The British car industry has been written off before. It now faces its biggest challenge since the 1970s.
UK auto production dropped by a fifth in the first half of the year and investment plunged 70% as carmakers spent money on Brexit contingency plans instead of the technology they need to survive the disruption reshaping the global industry.
Falling global demand for cars meant less work for British factories and the 168,000 people they employ. But Britain’s lurch towards the EU exit is also hurting output and costing hundreds of millions of dollars.
The dire figures from the UK Society of Motor Manufacturers and Traders come days after the group’s CEO issued a stark warning to Prime Minister Boris Johnson: Leaving the European Union without a deal on October 31 could doom the British car industry.
“A no-deal Brexit presents an existential threat to our industry,” Mike Hawes wrote in a letter to the new prime minister. “We are highly integrated with Europe, and a no-deal Brexit would result in huge tariff costs and disruption that would threaten production.”
Carmakers have already spent £300 million ($365 million) to mitigate the risks from a disorderly exit, according to SMMT. That’s more than three times the £90 million ($110 million) they invested in the first six months of the year. In recent years, annual investment has totaled £2.7 billion ($3.3 billion).
“Today’s figures are the result of global instability compounded by ongoing fear of ‘no deal’,” Hawes said in a statement on Wednesday. “This fear is causing investment to stall, as hundreds of millions of pounds are diverted … money that would be better spent tackling technological and environmental challenges.”
Production has declined for 13 consecutive months because of weak demand in key markets and temporary factory closures that were pulled forward in anticipation of Brexit.
But that’s nothing compared to disruption that would be caused if Johnson follows through on his threat to leave the European Union without a deal, ending tariff-free trade with a market that takes 57% of British car exports. That would snarl the supply chains that carmakers depend on, disrupt production and erode profit margins that are already razor thin.
According to SMMT, tariffs alone would cost £4.5 billion ($5.5 billion) a year. It estimates the industry would lose £50,000 ($63,300) a minute.
Saved by Japan
The UK carmaking industry has faced long odds before, only to be revived with help from savvy political maneuvering that convinced Japanese carmakers that they could use Britain as a base to sell cars into the European Union’s vast unified market.

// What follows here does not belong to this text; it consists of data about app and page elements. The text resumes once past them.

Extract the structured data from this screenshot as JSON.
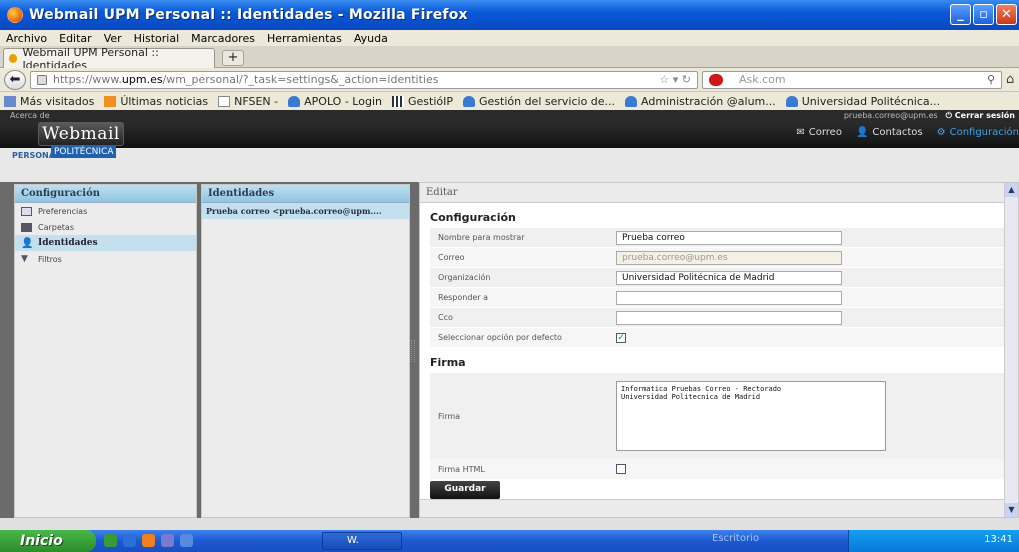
{
  "window": {
    "title": "Webmail UPM Personal :: Identidades - Mozilla Firefox"
  },
  "menu": [
    "Archivo",
    "Editar",
    "Ver",
    "Historial",
    "Marcadores",
    "Herramientas",
    "Ayuda"
  ],
  "tab": {
    "label": "Webmail UPM Personal :: Identidades",
    "new_tab": "+"
  },
  "nav": {
    "url_prefix": "https://www.",
    "url_host": "upm.es",
    "url_rest": "/wm_personal/?_task=settings&_action=identities",
    "search_placeholder": "Ask.com"
  },
  "bookmarks": [
    "Más visitados",
    "Últimas noticias",
    "NFSEN -",
    "APOLO - Login",
    "GestióIP",
    "Gestión del servicio de...",
    "Administración @alum...",
    "Universidad Politécnica..."
  ],
  "site": {
    "about": "Acerca de",
    "user": "prueba.correo@upm.es",
    "logout": "Cerrar sesión",
    "logo": "Webmail",
    "personal": "PERSONAL",
    "politecnica": "POLITÉCNICA",
    "nav": {
      "mail": "Correo",
      "contacts": "Contactos",
      "settings": "Configuración"
    }
  },
  "settings_panel": {
    "title": "Configuración",
    "items": [
      "Preferencias",
      "Carpetas",
      "Identidades",
      "Filtros"
    ]
  },
  "identities_panel": {
    "title": "Identidades",
    "items": [
      "Prueba correo <prueba.correo@upm...."
    ]
  },
  "edit": {
    "header": "Editar",
    "section_config": "Configuración",
    "fields": {
      "name_label": "Nombre para mostrar",
      "name_value": "Prueba correo",
      "email_label": "Correo",
      "email_value": "prueba.correo@upm.es",
      "org_label": "Organización",
      "org_value": "Universidad Politécnica de Madrid",
      "reply_label": "Responder a",
      "reply_value": "",
      "bcc_label": "Cco",
      "bcc_value": "",
      "default_label": "Seleccionar opción por defecto",
      "default_checked": true
    },
    "section_sig": "Firma",
    "sig_label": "Firma",
    "sig_value": "Informatica Pruebas Correo - Rectorado\nUniversidad Politecnica de Madrid",
    "html_sig_label": "Firma HTML",
    "html_sig_checked": false,
    "save": "Guardar"
  },
  "taskbar": {
    "start": "Inicio",
    "window": "W.",
    "desktop": "Escritorio",
    "clock": "13:41"
  },
  "colors": {
    "accent": "#3aa6e8",
    "panel_head": "#8fc4e0",
    "selected": "#c4e0ef",
    "taskbar": "#1c58d0"
  }
}
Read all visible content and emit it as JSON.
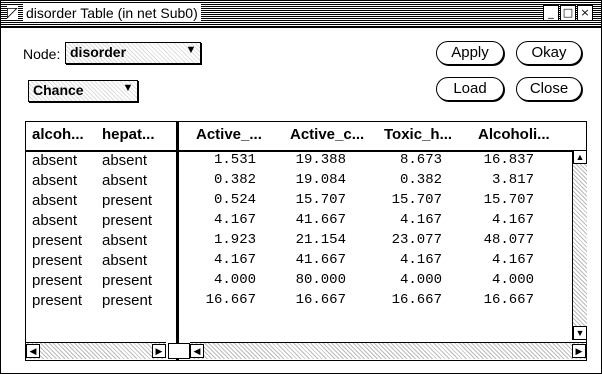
{
  "window": {
    "title": "disorder Table (in net Sub0)",
    "title_icon": "app-icon",
    "controls": [
      "_",
      "□",
      "×"
    ]
  },
  "node_label": "Node:",
  "node_select": "disorder",
  "type_select": "Chance",
  "buttons": {
    "apply": "Apply",
    "okay": "Okay",
    "load": "Load",
    "close": "Close"
  },
  "table": {
    "headers": [
      "alcoh...",
      "hepat...",
      "Active_...",
      "Active_c...",
      "Toxic_h...",
      "Alcoholi..."
    ],
    "rows": [
      [
        "absent",
        "absent",
        "1.531",
        "19.388",
        "8.673",
        "16.837"
      ],
      [
        "absent",
        "absent",
        "0.382",
        "19.084",
        "0.382",
        "3.817"
      ],
      [
        "absent",
        "present",
        "0.524",
        "15.707",
        "15.707",
        "15.707"
      ],
      [
        "absent",
        "present",
        "4.167",
        "41.667",
        "4.167",
        "4.167"
      ],
      [
        "present",
        "absent",
        "1.923",
        "21.154",
        "23.077",
        "48.077"
      ],
      [
        "present",
        "absent",
        "4.167",
        "41.667",
        "4.167",
        "4.167"
      ],
      [
        "present",
        "present",
        "4.000",
        "80.000",
        "4.000",
        "4.000"
      ],
      [
        "present",
        "present",
        "16.667",
        "16.667",
        "16.667",
        "16.667"
      ]
    ]
  }
}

British brands struggled to compete with foreign rivals throughout the 1970s, when the industry produced cars of dubious quality and companies suffered from protracted battles with labor unions. Difficulties continued even after the industry was partly nationalized in 1975 under British Leyland, a company that was kept afloat with billions of pounds provided by taxpayers.